Brief
Set the pictures aside and set down only the lines from the line holding "Serialize everything readable" through the end of the entries below, ends included.

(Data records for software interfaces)
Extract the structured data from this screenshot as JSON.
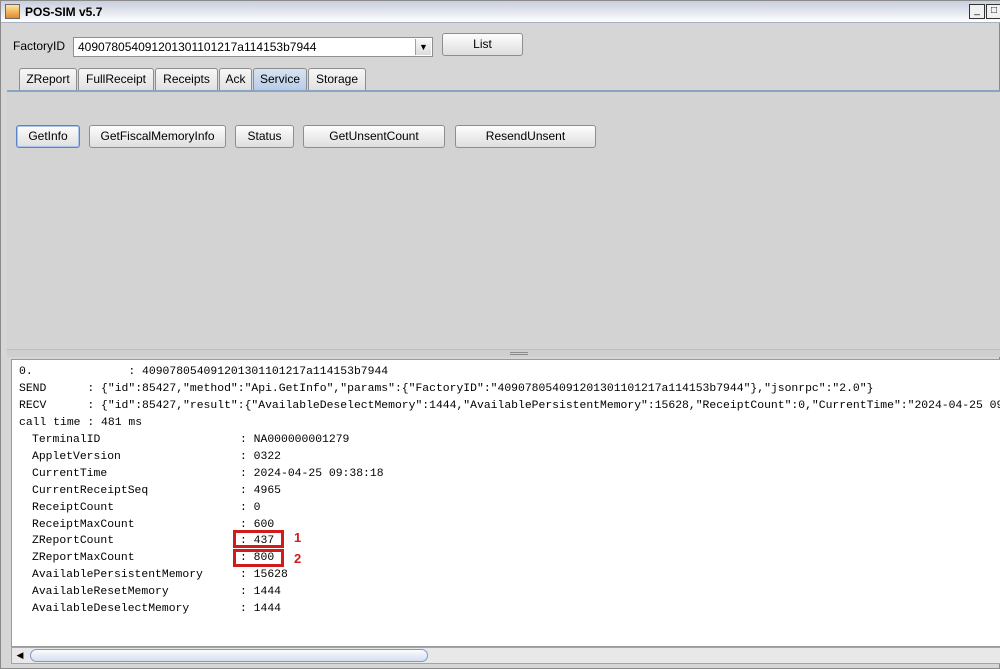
{
  "window": {
    "title": "POS-SIM v5.7",
    "minimize_glyph": "_",
    "maximize_glyph": "□"
  },
  "factory": {
    "label": "FactoryID",
    "selected_value": "409078054091201301101217a114153b7944",
    "arrow_glyph": "▼",
    "list_button": "List"
  },
  "tabs": [
    {
      "label": "ZReport",
      "active": false
    },
    {
      "label": "FullReceipt",
      "active": false
    },
    {
      "label": "Receipts",
      "active": false
    },
    {
      "label": "Ack",
      "active": false
    },
    {
      "label": "Service",
      "active": true
    },
    {
      "label": "Storage",
      "active": false
    }
  ],
  "service_buttons": [
    {
      "label": "GetInfo"
    },
    {
      "label": "GetFiscalMemoryInfo"
    },
    {
      "label": "Status"
    },
    {
      "label": "GetUnsentCount"
    },
    {
      "label": "ResendUnsent"
    }
  ],
  "log": {
    "lines": [
      "0.              : 409078054091201301101217a114153b7944",
      "SEND      : {\"id\":85427,\"method\":\"Api.GetInfo\",\"params\":{\"FactoryID\":\"409078054091201301101217a114153b7944\"},\"jsonrpc\":\"2.0\"}",
      "RECV      : {\"id\":85427,\"result\":{\"AvailableDeselectMemory\":1444,\"AvailablePersistentMemory\":15628,\"ReceiptCount\":0,\"CurrentTime\":\"2024-04-25 09",
      "call time : 481 ms"
    ],
    "fields": [
      {
        "key": "TerminalID",
        "value": ": NA000000001279"
      },
      {
        "key": "AppletVersion",
        "value": ": 0322"
      },
      {
        "key": "CurrentTime",
        "value": ": 2024-04-25 09:38:18"
      },
      {
        "key": "CurrentReceiptSeq",
        "value": ": 4965"
      },
      {
        "key": "ReceiptCount",
        "value": ": 0"
      },
      {
        "key": "ReceiptMaxCount",
        "value": ": 600"
      },
      {
        "key": "ZReportCount",
        "value": ": 437"
      },
      {
        "key": "ZReportMaxCount",
        "value": ": 800"
      },
      {
        "key": "AvailablePersistentMemory",
        "value": ": 15628"
      },
      {
        "key": "AvailableResetMemory",
        "value": ": 1444"
      },
      {
        "key": "AvailableDeselectMemory",
        "value": ": 1444"
      }
    ]
  },
  "annotations": [
    {
      "label": "1",
      "color": "#d11c1c"
    },
    {
      "label": "2",
      "color": "#d11c1c"
    }
  ],
  "scrollbar": {
    "left_glyph": "◀"
  }
}
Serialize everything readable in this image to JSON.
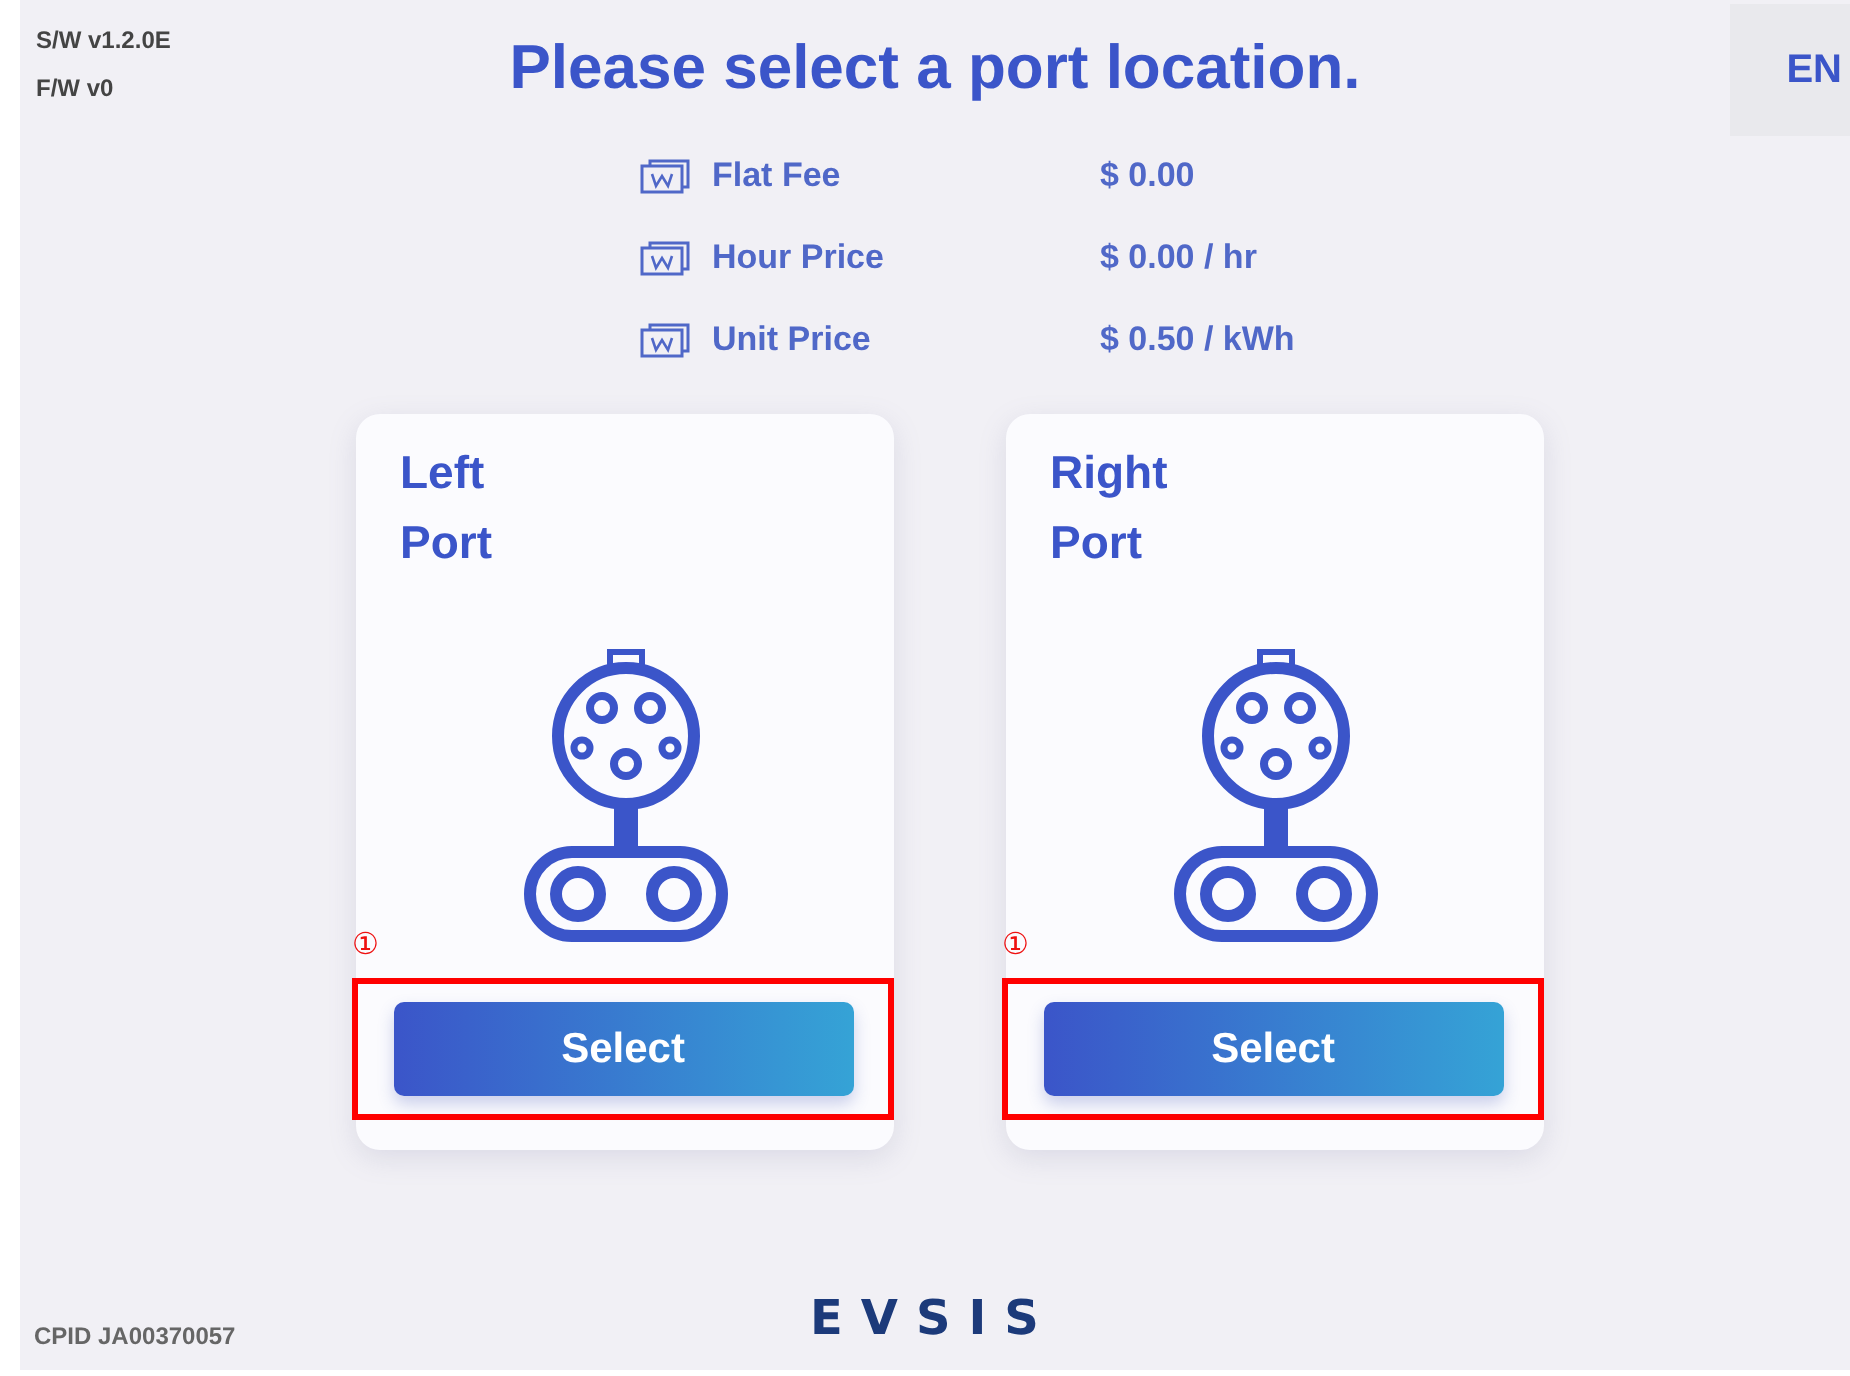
{
  "versions": [
    "S/W v1.2.0E",
    "F/W v0"
  ],
  "title": "Please select a port location.",
  "language_button": "EN",
  "prices": [
    {
      "label": "Flat Fee",
      "value": "$ 0.00"
    },
    {
      "label": "Hour Price",
      "value": "$ 0.00 / hr"
    },
    {
      "label": "Unit Price",
      "value": "$ 0.50 / kWh"
    }
  ],
  "ports": [
    {
      "title_lines": [
        "Left",
        "Port"
      ],
      "button": "Select",
      "annotation": "①"
    },
    {
      "title_lines": [
        "Right",
        "Port"
      ],
      "button": "Select",
      "annotation": "①"
    }
  ],
  "cpid": "CPID JA00370057",
  "logo": "EVSIS"
}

Written solution
Serialize everything readable in this image to JSON.
{
  "versions": [
    "S/W v1.2.0E",
    "F/W v0"
  ],
  "title": "Please select a port location.",
  "language_button": "EN",
  "prices": [
    {
      "label": "Flat Fee",
      "value": "$ 0.00"
    },
    {
      "label": "Hour Price",
      "value": "$ 0.00 / hr"
    },
    {
      "label": "Unit Price",
      "value": "$ 0.50 / kWh"
    }
  ],
  "ports": [
    {
      "title_lines": [
        "Left",
        "Port"
      ],
      "button": "Select",
      "annotation": "①"
    },
    {
      "title_lines": [
        "Right",
        "Port"
      ],
      "button": "Select",
      "annotation": "①"
    }
  ],
  "cpid": "CPID JA00370057",
  "logo": "EVSIS"
}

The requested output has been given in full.